Mulches by Color
Black—The most widely used, available, and inexpensive of the colored mulches, black plastic mulch has excellent weed suppression ability because of its opacity. It is also useful for warming soil during the growing season, particularly if as much of the plastic as possible is in contact with the soil below. Research at Penn State has shown that soil underneath black plastic can be up to 5 °F warmer at a 2-inch depth and up to 3 °F warmer at a 4-inch depth than uncovered soil at the same depths. This means that plants can be set out earlier than on bare soil, and may result in earlier maturing fruit. For example, collaborative trials between US Department of Agriculture and Auburn University indicate that okra crops mature earlier with higher yields on black plastic than on bare soil. (Blue and red plastic also work well for okra.)
White—White plastic may be of less interest to us cool-weather, short-season gardeners in Massachusetts since it tends to keep soil temperatures cooler rather than warming the soil as does black plastic. The benefits of white plastic in keeping weeds at bay, retaining soil moisture, and keeping the soil cool around the roots of crops such as peas, broccoli, cabbage, and cauliflower may be more easily and inexpensively achieved with a biodegradable mulch, e.g., straw.
Brown—Brown Infrared Transmitting (IRT) plastic mulch is a fairly recent innovation. It warms garden soil better than black plastic early in the growing season and also controls weeds. IRT is a technology that combines the weed-suppressing properties of black plastic with the heat absorbing qualities of clear plastic. (Clear plastic is better at warming soil than black plastic but does not control weeds as well.) But be warned—not all brown plastic on the market is IRT, according to University of Vermont Extension.
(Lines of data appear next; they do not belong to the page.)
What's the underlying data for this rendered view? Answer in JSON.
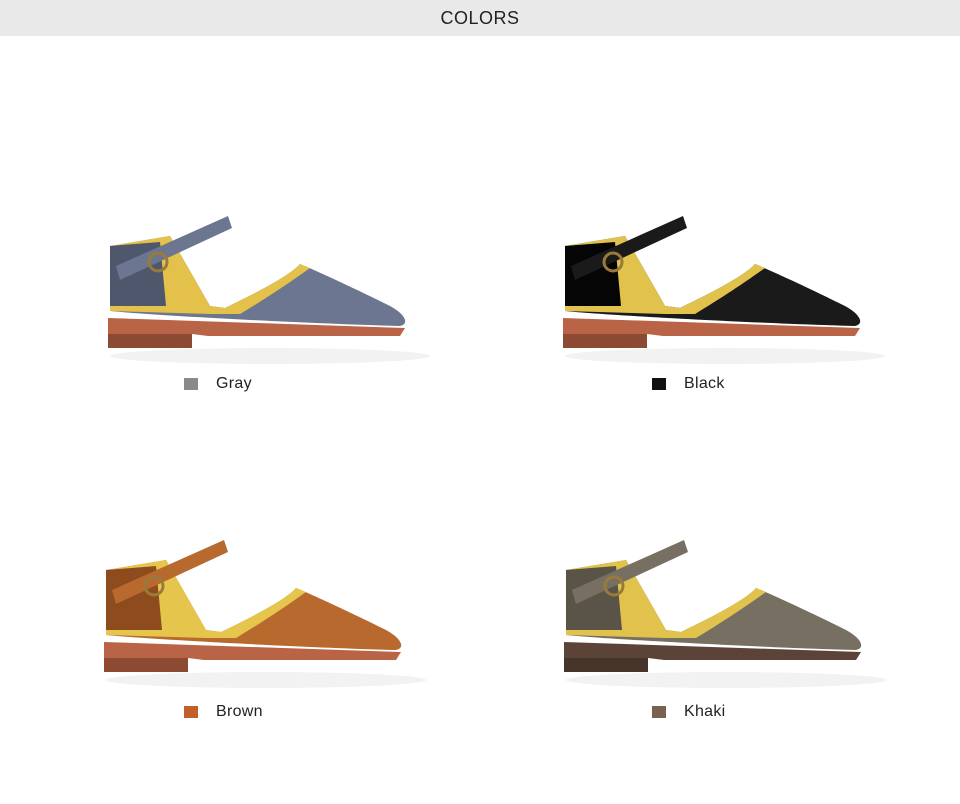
{
  "header": {
    "title": "COLORS"
  },
  "variants": [
    {
      "name": "Gray",
      "swatch": "#8a8a8a",
      "upper": "#6c7690",
      "upper_dark": "#4e576c",
      "lining": "#e3c14a"
    },
    {
      "name": "Black",
      "swatch": "#111111",
      "upper": "#1a1a1a",
      "upper_dark": "#050505",
      "lining": "#e0c24c"
    },
    {
      "name": "Brown",
      "swatch": "#c0602a",
      "upper": "#b86a2e",
      "upper_dark": "#8e4b1d",
      "lining": "#e6c54c"
    },
    {
      "name": "Khaki",
      "swatch": "#7a6050",
      "upper": "#776f62",
      "upper_dark": "#5a5347",
      "lining": "#e1c24d"
    }
  ]
}
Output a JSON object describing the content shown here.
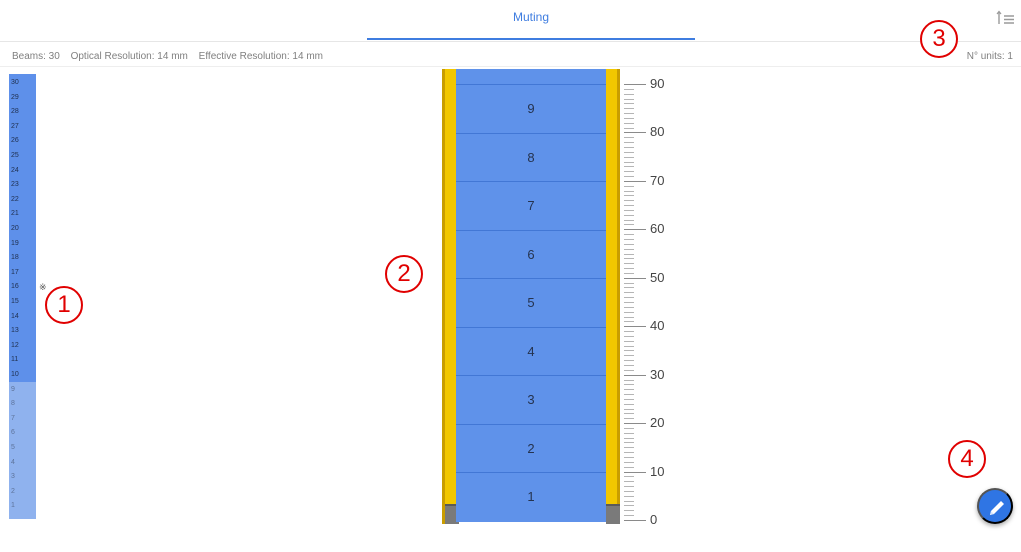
{
  "tabs": [
    {
      "label": "Muting",
      "active": true
    }
  ],
  "toolbar": {
    "sort_icon": "sort-list-icon"
  },
  "info": {
    "beams": "Beams: 30",
    "optical_resolution": "Optical Resolution: 14 mm",
    "effective_resolution": "Effective Resolution: 14 mm",
    "units": "N° units: 1"
  },
  "beams_list": [
    "30",
    "29",
    "28",
    "27",
    "26",
    "25",
    "24",
    "23",
    "22",
    "21",
    "20",
    "19",
    "18",
    "17",
    "16",
    "15",
    "14",
    "13",
    "12",
    "11",
    "10",
    "9",
    "8",
    "7",
    "6",
    "5",
    "4",
    "3",
    "2",
    "1"
  ],
  "callouts": [
    "1",
    "2",
    "3",
    "4"
  ],
  "segments": [
    "9",
    "8",
    "7",
    "6",
    "5",
    "4",
    "3",
    "2",
    "1"
  ],
  "ruler_labels": [
    "90",
    "80",
    "70",
    "60",
    "50",
    "40",
    "30",
    "20",
    "10",
    "0"
  ],
  "colors": {
    "accent": "#3f7de0",
    "segment": "#5f92ea",
    "rail": "#f2c700",
    "callout": "#e00000"
  },
  "fab": {
    "icon": "pencil-icon"
  }
}
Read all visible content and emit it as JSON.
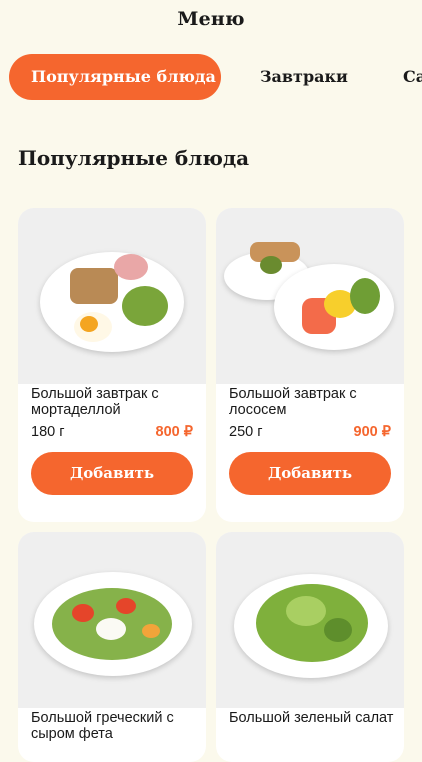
{
  "header": {
    "title": "Меню"
  },
  "tabs": [
    {
      "label": "Популярные блюда",
      "active": true
    },
    {
      "label": "Завтраки",
      "active": false
    },
    {
      "label": "Са",
      "active": false
    }
  ],
  "section": {
    "title": "Популярные блюда"
  },
  "products": [
    {
      "name": "Большой завтрак с мортаделлой",
      "weight": "180 г",
      "price": "800 ₽",
      "button": "Добавить"
    },
    {
      "name": "Большой завтрак с лососем",
      "weight": "250 г",
      "price": "900 ₽",
      "button": "Добавить"
    },
    {
      "name": "Большой греческий с сыром фета",
      "weight": "",
      "price": "",
      "button": ""
    },
    {
      "name": "Большой зеленый салат",
      "weight": "",
      "price": "",
      "button": ""
    }
  ],
  "colors": {
    "accent": "#f5662e",
    "background": "#fbf9ec",
    "card": "#ffffff"
  }
}
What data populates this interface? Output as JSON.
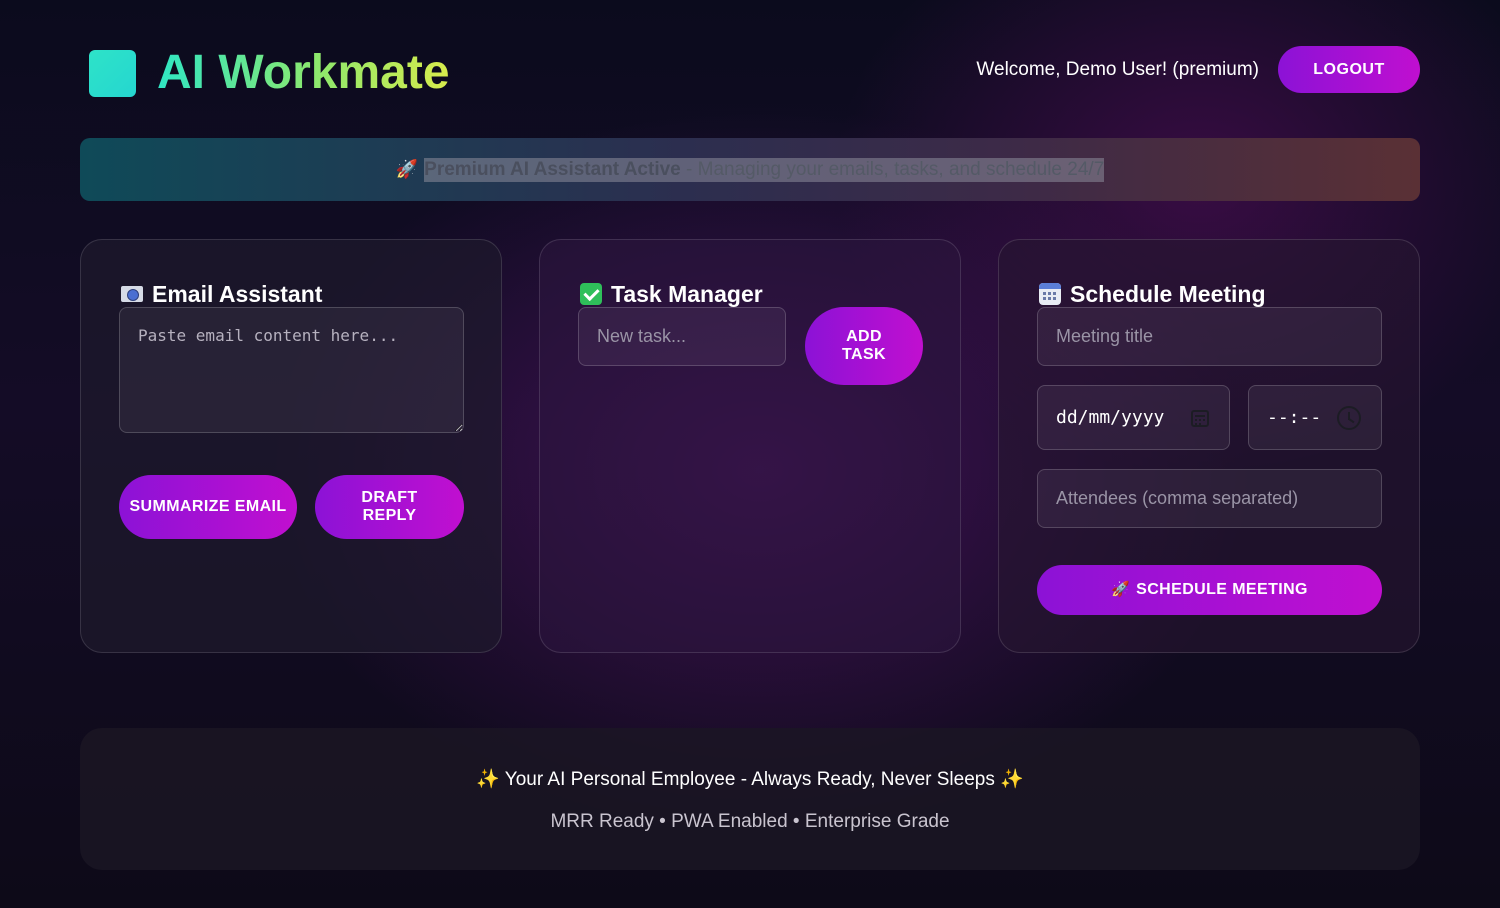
{
  "header": {
    "app_title": "AI Workmate",
    "welcome_text": "Welcome, Demo User! (premium)",
    "logout_label": "LOGOUT"
  },
  "banner": {
    "icon": "rocket-icon",
    "strong_text": "Premium AI Assistant Active",
    "rest_text": " - Managing your emails, tasks, and schedule 24/7"
  },
  "email_card": {
    "title": "Email Assistant",
    "icon": "email-icon",
    "textarea_placeholder": "Paste email content here...",
    "summarize_label": "SUMMARIZE EMAIL",
    "draft_label": "DRAFT REPLY"
  },
  "task_card": {
    "title": "Task Manager",
    "icon": "check-icon",
    "input_placeholder": "New task...",
    "add_label": "ADD TASK"
  },
  "schedule_card": {
    "title": "Schedule Meeting",
    "icon": "calendar-icon",
    "title_placeholder": "Meeting title",
    "date_placeholder": "dd/mm/yyyy",
    "time_placeholder": "--:--",
    "attendees_placeholder": "Attendees (comma separated)",
    "schedule_label": "SCHEDULE MEETING"
  },
  "footer": {
    "tagline": " Your AI Personal Employee - Always Ready, Never Sleeps ",
    "features": "MRR Ready • PWA Enabled • Enterprise Grade"
  },
  "colors": {
    "accent_gradient_start": "#8c12d6",
    "accent_gradient_end": "#c10fd0",
    "logo_teal": "#2ee3c8"
  }
}
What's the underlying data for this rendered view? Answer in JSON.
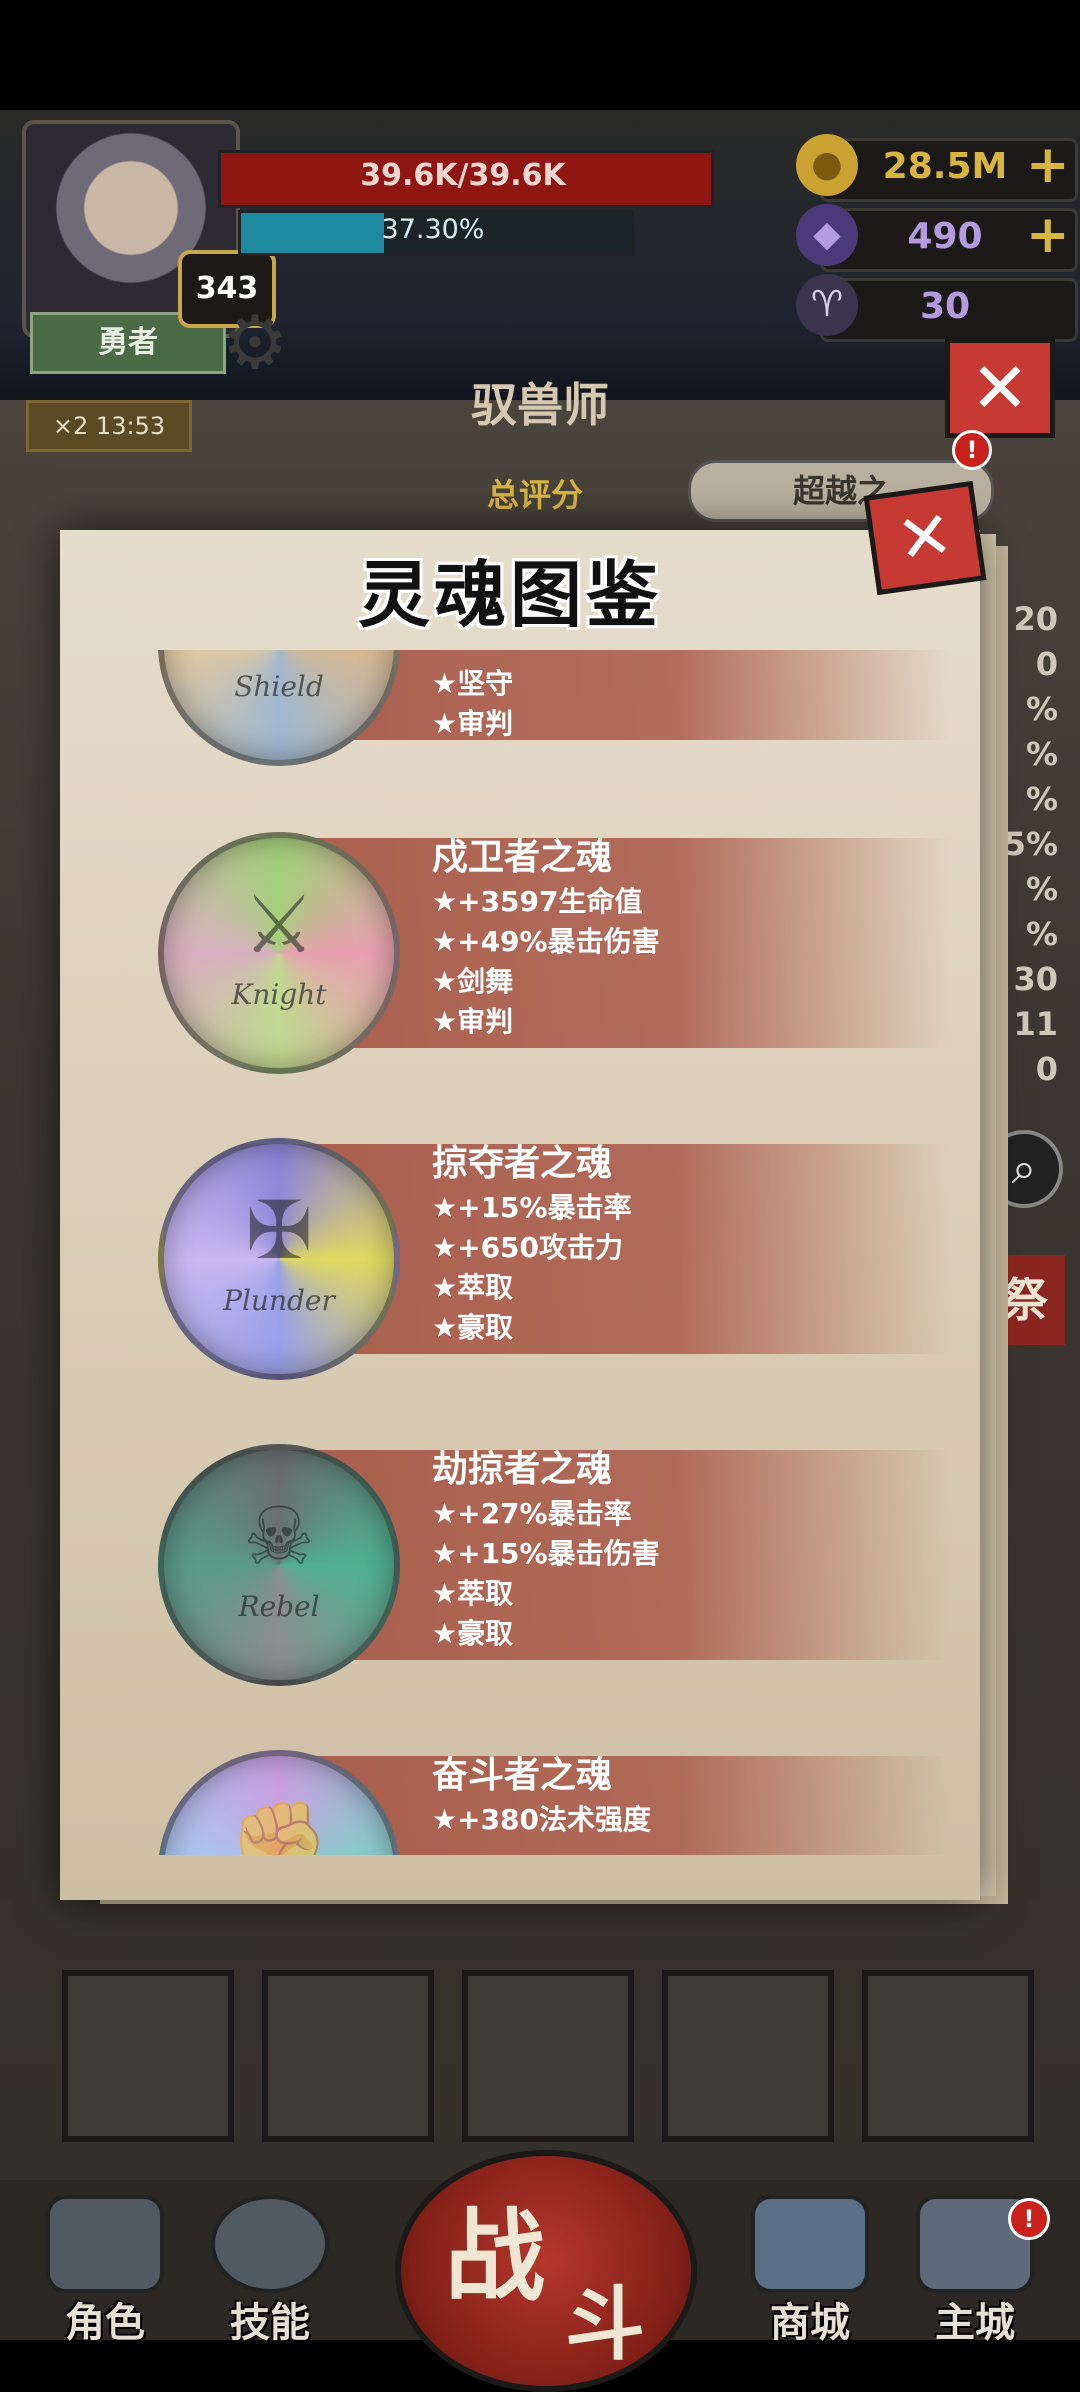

Red—Researchers at the USDA and Clemson University noted that certain crops performed better when grown in red mulch as opposed to black mulch: tomatoes, which yielded 20% more fruit; basil, the leaves of which had greater area, succulence, and fresh weight; and strawberries, which smelled better, tasted sweeter, and yielded a larger harvest. Penn State researchers found yield increases for tomatoes and eggplants on red mulch compared to black.